The bottom line on the notion that Kavanaugh will be "damaged goods" as a SCOTUS justice, based on how Clarence Thomas's stint on the bench has played out:Scott Kelly, a retired U.S. Navy Captain, NASA engineer, and veteran of four spaceflights, was brought low on Sunday by those possessed of neither his accomplishments nor talents for the crime of advocating Churchillian generosity of spirit. “Did not mean to offend by quoting Churchill. My apologies,” the astronaut wrote after what must have been a withering assault on social media. “I will go and educate myself further on his atrocities, racist views which I do not support.”This is only the most recent example of a menacing phenomenon. In the name of historical literacy, an absurd form of pseudo-academic reductionism has become the preferred means by which we “interrogate” Western (and only Western) history. We are told that we must abandon discretion, compartmentalization, and basic good sense if we are to be taken seriously by the self-appointed arbiters of such things. Nuance is for the naïve. Sensibility is found only in simplicity.
. . . let’s pause for a moment and consider what that “asterisk” next to Thomas’ name actually means. I can sum it up for you in one word: nothing. Zip, zero, nada. Are Thomas’ votes in Supreme Court decisions measured as counting for less than one each? (Dare I say… two thirds?) No, they are not. Are decisions where he’s taken part in a 5-4 split somehow less final in the nation’s system of laws? Nope. He’s been on the bench and voting for just shy of 27 years, and each and every one of those votes was recorded just the same as those cast by every other member of the court.
Barring a complete breakdown of our political ecosystem or some shocking new revelation involving provable illegal conduct, Brett Kavanaugh is on the Supreme Court to stay. And at the age of 53, barring any tragic health issues and with the grace of God, he’ll likely be there for the next quarter of a century or more. Those camping out on the steps of the Supreme Court and rending their garments in grief should probably come to terms with the idea.American Thinker piece by Thomas Lifson entitled "Liberal Pope Francis Has Lost the Most Liberal Weekly in Europe":

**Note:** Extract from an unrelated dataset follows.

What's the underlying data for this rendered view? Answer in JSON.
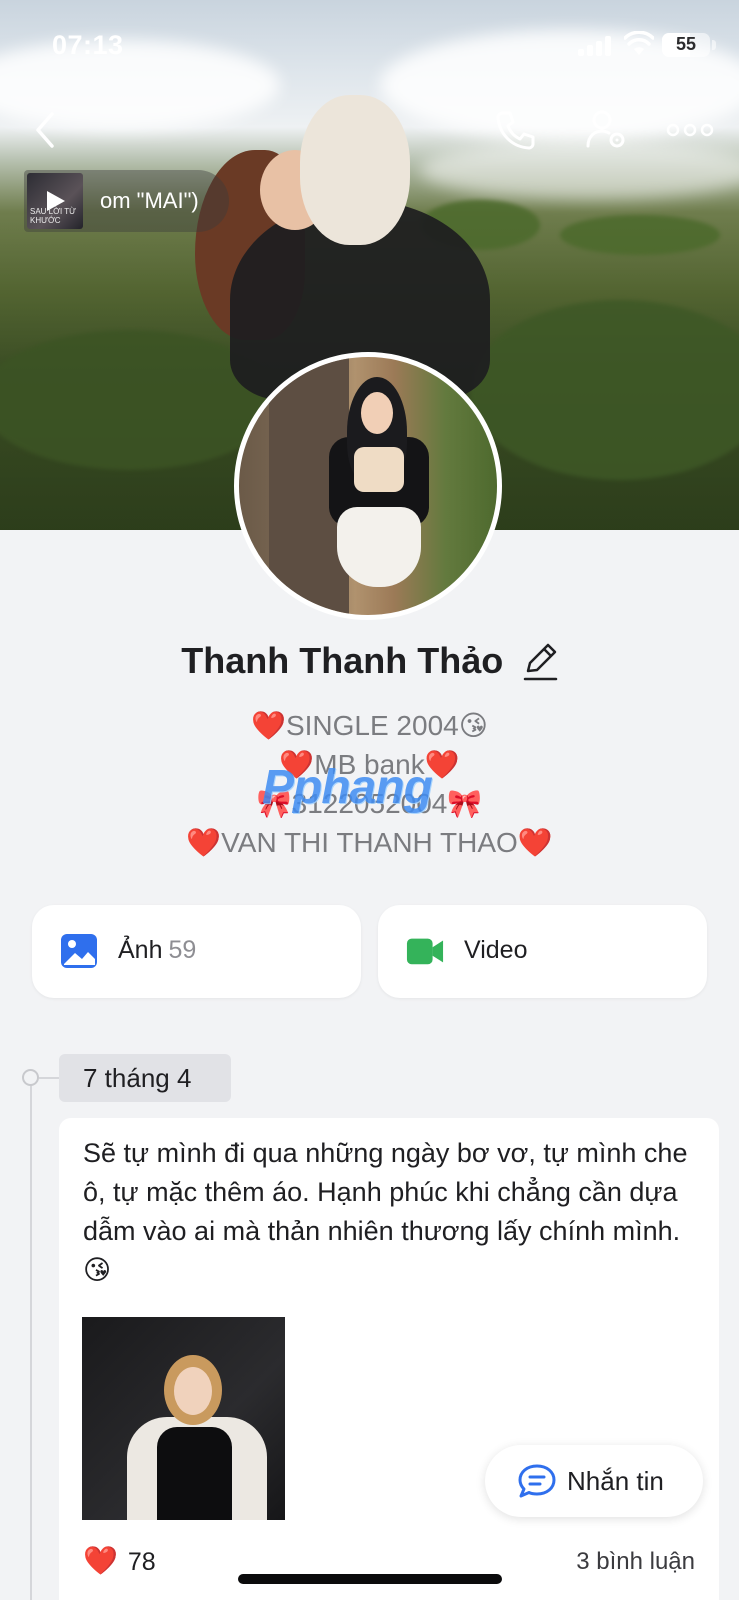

You might think that the enthusiastic support Pope Francis has offered for environmentalism, open borders, and the normalization of homosexual behavior would buy him support from liberal media. But Der Spiegel, the most important weekly magazine in Europe, has turned against the Roman Catholic Prelate with a cover story that proclaims (auf Deutsch) the Ninth Commandment: “Thou shalt not lie,” with a subhead: “The Pope and the Catholic Church in their greatest crisis.”Facebook is censoring ads for the new movie about Kermit Gosnell.
The problem with Gershwin is that : No one could write like Gershwin without being a grade-A, 100 percent, non-certified natural musical genius. So the academic music world hated Gershwin, and instead chose Schoenberg and Webern and, later, Cage and Glass as their role models: When music is based on a theoretical concept, rather than how it sounds, suddenly can do it. This was the appeal of rule-based composition “systems” like Schoenberg’s terrible twelve-tones. This is why the only thing you’ll learn about Gershwin in a university music program is that he was Schoenberg’s occasional tennis partner.

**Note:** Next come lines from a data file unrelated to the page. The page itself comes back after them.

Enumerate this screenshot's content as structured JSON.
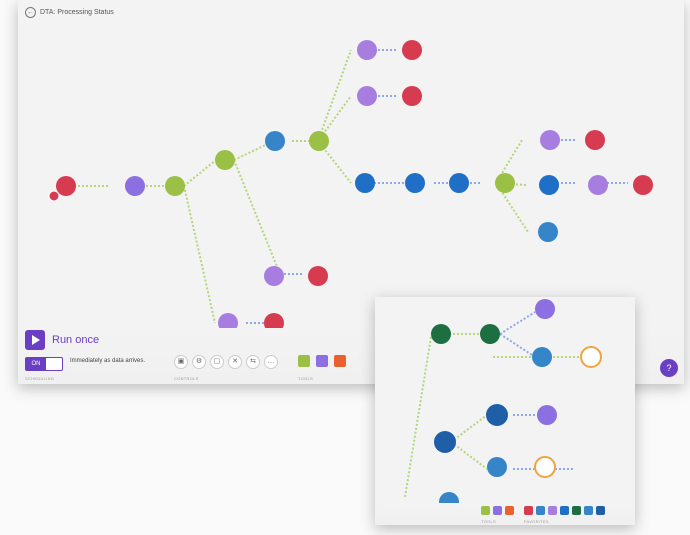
{
  "main_window": {
    "title": "DTA: Processing Status",
    "run_once_label": "Run once",
    "toggle_label": "ON",
    "schedule_text": "Immediately as data arrives.",
    "scheduling_label": "SCHEDULING",
    "controls_label": "CONTROLS",
    "tools_label": "TOOLS"
  },
  "second_window": {
    "tools_label": "TOOLS",
    "favorites_label": "FAVORITES"
  },
  "colors": {
    "accent": "#6b3fc4",
    "webhook": "#d63b50",
    "router": "#9ac045",
    "json": "#a77ee0",
    "onedrive": "#1f6fc6",
    "datastore": "#3585c8",
    "tools": "#8c6fe0",
    "excel": "#1d6f42",
    "csv": "#1f5fa8",
    "sleep": "#f2a341"
  }
}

Almost everyone who attends an academic composition program really wants, more than anything on earth, to be a composer. When these students discover that they’re simply composers — that they haven’t got what 100 years ago would have been the obvious requisites of talent and imagination and a capacity for melody and harmony — there are two possible courses: They can admit defeat gracefully and move on to a different career. Or they can spend the rest of their lives pretending to be what they wish they were. Ever since the invention of conceptual music, the vast majority of failed composers have chosen the second and less honorable course, hiding their lack of talent behind a rulebook that proclaims talent no longer matters.
Brazil shifts abruptly to a populist-right political footing:
I think repealing the 17th Amendment is a good idea, but I think Steve Berman's argument at The Resurgent merits consideration:
I'm not completely convinced, though. You know us conservatives. We're not too big on arguments of the it's-too-late-to-go-back variety.I think it would merely take the circus and $10 million (average) cost of Senate campaigns and move them to the individual state legislatures. It could, in theory, make your local state legislative races as nasty as some Congressional races have become. It could pour money (like the $50 million that went into the Handel/Ossoff special election in my home district) into local races in a way we have never seen.In short, I think it's too late to even consider taking the new political landscape and trying to roll it back into a more pastoral time where state legislatures operated in relative calm (press-wise). A new crop of Wendy "Abortion Barbie" Davises and other demagogues and issue hogs would then dominate the race to get the coveted Senate seat. I think it would be a disaster, but YMMV.Maybe in 1946, under Harry Truman, this idea could have worked. Not in 2018 under Donald Trump. And likely, never afterward. Some things have have their window of opportunity close, and the idea of states once again appointing Senators is one of them.